Provided material section start

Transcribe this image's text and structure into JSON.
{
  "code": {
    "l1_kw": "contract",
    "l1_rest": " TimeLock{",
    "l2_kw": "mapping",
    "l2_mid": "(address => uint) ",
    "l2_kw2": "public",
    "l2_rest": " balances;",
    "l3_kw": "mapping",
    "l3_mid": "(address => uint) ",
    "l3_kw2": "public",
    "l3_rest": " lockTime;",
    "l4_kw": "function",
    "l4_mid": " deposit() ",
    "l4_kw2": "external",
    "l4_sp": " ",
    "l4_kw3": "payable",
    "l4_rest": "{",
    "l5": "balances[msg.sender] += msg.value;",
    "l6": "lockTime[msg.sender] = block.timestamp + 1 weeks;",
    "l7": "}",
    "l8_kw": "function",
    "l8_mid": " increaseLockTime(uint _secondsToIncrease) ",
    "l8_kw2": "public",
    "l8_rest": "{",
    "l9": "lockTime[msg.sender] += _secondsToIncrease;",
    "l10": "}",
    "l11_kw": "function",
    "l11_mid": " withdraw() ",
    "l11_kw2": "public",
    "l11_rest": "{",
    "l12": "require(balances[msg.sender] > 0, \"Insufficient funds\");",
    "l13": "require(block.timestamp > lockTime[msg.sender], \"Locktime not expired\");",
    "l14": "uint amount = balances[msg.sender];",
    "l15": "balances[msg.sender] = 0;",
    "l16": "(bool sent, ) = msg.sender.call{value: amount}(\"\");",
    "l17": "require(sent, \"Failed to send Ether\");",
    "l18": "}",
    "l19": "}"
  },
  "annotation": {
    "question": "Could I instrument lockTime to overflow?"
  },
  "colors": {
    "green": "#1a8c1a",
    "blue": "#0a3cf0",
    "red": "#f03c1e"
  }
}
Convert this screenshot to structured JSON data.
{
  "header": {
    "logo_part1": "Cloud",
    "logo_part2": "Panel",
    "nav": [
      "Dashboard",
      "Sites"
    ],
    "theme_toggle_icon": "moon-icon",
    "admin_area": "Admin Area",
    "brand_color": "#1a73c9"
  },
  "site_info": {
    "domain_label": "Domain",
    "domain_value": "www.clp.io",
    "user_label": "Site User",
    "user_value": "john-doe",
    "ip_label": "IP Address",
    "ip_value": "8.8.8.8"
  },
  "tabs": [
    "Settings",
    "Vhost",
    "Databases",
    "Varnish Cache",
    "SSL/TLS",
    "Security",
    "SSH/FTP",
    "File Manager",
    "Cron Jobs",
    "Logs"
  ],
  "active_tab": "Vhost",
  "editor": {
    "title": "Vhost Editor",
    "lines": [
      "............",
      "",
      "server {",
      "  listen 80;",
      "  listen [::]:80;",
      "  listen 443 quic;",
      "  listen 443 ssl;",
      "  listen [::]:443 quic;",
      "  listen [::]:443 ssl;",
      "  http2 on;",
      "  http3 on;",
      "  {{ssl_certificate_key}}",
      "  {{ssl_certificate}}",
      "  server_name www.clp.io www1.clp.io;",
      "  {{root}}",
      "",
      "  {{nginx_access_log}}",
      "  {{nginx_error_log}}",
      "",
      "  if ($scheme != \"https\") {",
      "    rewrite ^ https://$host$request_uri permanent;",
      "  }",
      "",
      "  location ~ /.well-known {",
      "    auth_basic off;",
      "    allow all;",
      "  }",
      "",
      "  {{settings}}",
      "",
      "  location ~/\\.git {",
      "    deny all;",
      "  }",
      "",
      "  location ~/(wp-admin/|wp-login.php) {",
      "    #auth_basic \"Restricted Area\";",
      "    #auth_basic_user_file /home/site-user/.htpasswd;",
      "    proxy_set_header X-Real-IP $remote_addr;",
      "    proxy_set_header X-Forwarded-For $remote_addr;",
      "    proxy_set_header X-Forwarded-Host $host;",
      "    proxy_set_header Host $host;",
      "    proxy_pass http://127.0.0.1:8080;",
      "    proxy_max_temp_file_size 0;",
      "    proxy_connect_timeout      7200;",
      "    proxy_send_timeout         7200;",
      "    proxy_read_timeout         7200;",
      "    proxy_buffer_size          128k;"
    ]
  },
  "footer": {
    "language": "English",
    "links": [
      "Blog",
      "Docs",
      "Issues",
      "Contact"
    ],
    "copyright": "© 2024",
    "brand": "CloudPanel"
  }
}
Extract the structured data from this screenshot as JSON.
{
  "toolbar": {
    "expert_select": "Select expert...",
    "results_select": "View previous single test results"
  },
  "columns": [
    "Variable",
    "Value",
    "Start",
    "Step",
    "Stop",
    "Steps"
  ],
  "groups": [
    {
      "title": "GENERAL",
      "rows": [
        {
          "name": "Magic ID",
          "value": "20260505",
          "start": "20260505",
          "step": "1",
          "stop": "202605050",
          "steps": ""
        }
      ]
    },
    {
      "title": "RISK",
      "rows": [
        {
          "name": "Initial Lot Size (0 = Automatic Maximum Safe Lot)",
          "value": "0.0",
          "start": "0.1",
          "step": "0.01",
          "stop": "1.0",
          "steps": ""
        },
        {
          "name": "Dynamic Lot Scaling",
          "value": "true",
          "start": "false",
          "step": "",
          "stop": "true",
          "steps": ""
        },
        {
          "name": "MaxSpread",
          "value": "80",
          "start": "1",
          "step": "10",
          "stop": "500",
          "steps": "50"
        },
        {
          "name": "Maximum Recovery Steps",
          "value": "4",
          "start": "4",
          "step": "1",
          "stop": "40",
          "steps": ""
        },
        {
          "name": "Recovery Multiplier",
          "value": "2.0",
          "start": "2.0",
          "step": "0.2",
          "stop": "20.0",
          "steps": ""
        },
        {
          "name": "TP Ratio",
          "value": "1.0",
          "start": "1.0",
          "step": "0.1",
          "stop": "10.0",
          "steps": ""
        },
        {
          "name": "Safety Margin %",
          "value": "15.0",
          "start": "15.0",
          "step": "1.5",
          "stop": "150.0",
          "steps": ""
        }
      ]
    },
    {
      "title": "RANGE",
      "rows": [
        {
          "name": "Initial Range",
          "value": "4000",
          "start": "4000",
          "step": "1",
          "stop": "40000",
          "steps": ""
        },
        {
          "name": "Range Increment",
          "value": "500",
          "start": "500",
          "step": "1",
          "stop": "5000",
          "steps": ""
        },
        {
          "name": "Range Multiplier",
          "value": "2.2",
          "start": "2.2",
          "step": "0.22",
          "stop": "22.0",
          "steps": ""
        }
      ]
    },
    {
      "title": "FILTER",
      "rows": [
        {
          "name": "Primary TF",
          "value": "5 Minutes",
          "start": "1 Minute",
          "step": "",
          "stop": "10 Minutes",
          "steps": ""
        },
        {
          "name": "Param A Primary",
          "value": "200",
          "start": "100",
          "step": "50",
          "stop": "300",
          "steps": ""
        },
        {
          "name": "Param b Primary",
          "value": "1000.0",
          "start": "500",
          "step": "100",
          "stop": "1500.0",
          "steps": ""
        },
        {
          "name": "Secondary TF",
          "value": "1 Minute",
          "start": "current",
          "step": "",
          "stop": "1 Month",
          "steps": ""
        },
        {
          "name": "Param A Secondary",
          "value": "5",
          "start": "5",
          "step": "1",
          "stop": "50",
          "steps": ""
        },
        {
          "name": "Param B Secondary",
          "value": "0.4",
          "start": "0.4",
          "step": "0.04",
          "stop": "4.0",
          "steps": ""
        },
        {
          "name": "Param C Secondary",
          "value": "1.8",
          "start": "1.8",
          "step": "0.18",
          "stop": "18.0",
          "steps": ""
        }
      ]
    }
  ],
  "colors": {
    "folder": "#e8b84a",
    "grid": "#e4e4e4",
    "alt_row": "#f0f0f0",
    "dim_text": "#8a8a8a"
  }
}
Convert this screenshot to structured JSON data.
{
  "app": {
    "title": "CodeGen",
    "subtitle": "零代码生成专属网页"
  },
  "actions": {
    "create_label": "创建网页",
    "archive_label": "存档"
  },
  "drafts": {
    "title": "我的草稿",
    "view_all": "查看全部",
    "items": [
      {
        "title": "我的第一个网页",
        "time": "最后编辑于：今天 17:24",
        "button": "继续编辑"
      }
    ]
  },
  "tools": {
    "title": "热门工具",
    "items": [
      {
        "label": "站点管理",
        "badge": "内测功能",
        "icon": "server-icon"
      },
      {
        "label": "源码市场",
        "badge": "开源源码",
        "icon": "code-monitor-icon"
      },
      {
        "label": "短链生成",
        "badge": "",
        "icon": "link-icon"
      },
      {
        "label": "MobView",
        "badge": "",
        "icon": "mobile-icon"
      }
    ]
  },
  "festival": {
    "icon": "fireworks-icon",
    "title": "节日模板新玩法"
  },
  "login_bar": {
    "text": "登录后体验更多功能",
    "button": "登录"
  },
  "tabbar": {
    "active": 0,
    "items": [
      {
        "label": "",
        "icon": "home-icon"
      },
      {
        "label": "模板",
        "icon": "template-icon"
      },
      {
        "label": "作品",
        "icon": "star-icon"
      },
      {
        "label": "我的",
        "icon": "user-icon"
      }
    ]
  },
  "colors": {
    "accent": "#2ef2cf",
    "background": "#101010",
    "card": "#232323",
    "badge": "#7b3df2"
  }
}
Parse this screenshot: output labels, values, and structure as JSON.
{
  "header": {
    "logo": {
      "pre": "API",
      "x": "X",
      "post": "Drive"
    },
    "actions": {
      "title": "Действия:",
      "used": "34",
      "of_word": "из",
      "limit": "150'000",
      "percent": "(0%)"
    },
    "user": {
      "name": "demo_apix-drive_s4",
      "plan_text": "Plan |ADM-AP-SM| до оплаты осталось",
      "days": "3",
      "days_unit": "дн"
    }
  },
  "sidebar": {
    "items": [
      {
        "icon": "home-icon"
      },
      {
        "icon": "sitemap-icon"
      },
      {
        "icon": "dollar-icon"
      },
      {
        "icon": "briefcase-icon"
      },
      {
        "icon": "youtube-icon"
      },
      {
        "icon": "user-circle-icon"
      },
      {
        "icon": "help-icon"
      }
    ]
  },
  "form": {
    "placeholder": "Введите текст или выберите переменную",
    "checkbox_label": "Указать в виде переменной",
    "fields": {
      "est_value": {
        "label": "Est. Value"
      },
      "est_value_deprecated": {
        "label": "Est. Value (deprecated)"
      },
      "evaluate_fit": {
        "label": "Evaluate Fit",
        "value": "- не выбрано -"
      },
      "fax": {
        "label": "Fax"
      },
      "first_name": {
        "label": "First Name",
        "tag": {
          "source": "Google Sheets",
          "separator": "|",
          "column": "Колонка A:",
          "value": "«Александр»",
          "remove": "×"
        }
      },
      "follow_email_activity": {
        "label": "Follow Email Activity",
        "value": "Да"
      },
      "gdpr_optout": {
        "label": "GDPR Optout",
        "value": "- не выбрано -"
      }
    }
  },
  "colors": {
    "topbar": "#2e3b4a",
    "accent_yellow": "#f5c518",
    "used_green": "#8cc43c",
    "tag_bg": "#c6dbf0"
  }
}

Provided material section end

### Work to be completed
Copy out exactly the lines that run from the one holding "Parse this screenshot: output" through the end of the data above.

### Result
Parse this screenshot: output labels, values, and structure as JSON.
{
  "header": {
    "logo": {
      "pre": "API",
      "x": "X",
      "post": "Drive"
    },
    "actions": {
      "title": "Действия:",
      "used": "34",
      "of_word": "из",
      "limit": "150'000",
      "percent": "(0%)"
    },
    "user": {
      "name": "demo_apix-drive_s4",
      "plan_text": "Plan |ADM-AP-SM| до оплаты осталось",
      "days": "3",
      "days_unit": "дн"
    }
  },
  "sidebar": {
    "items": [
      {
        "icon": "home-icon"
      },
      {
        "icon": "sitemap-icon"
      },
      {
        "icon": "dollar-icon"
      },
      {
        "icon": "briefcase-icon"
      },
      {
        "icon": "youtube-icon"
      },
      {
        "icon": "user-circle-icon"
      },
      {
        "icon": "help-icon"
      }
    ]
  },
  "form": {
    "placeholder": "Введите текст или выберите переменную",
    "checkbox_label": "Указать в виде переменной",
    "fields": {
      "est_value": {
        "label": "Est. Value"
      },
      "est_value_deprecated": {
        "label": "Est. Value (deprecated)"
      },
      "evaluate_fit": {
        "label": "Evaluate Fit",
        "value": "- не выбрано -"
      },
      "fax": {
        "label": "Fax"
      },
      "first_name": {
        "label": "First Name",
        "tag": {
          "source": "Google Sheets",
          "separator": "|",
          "column": "Колонка A:",
          "value": "«Александр»",
          "remove": "×"
        }
      },
      "follow_email_activity": {
        "label": "Follow Email Activity",
        "value": "Да"
      },
      "gdpr_optout": {
        "label": "GDPR Optout",
        "value": "- не выбрано -"
      }
    }
  },
  "colors": {
    "topbar": "#2e3b4a",
    "accent_yellow": "#f5c518",
    "used_green": "#8cc43c",
    "tag_bg": "#c6dbf0"
  }
}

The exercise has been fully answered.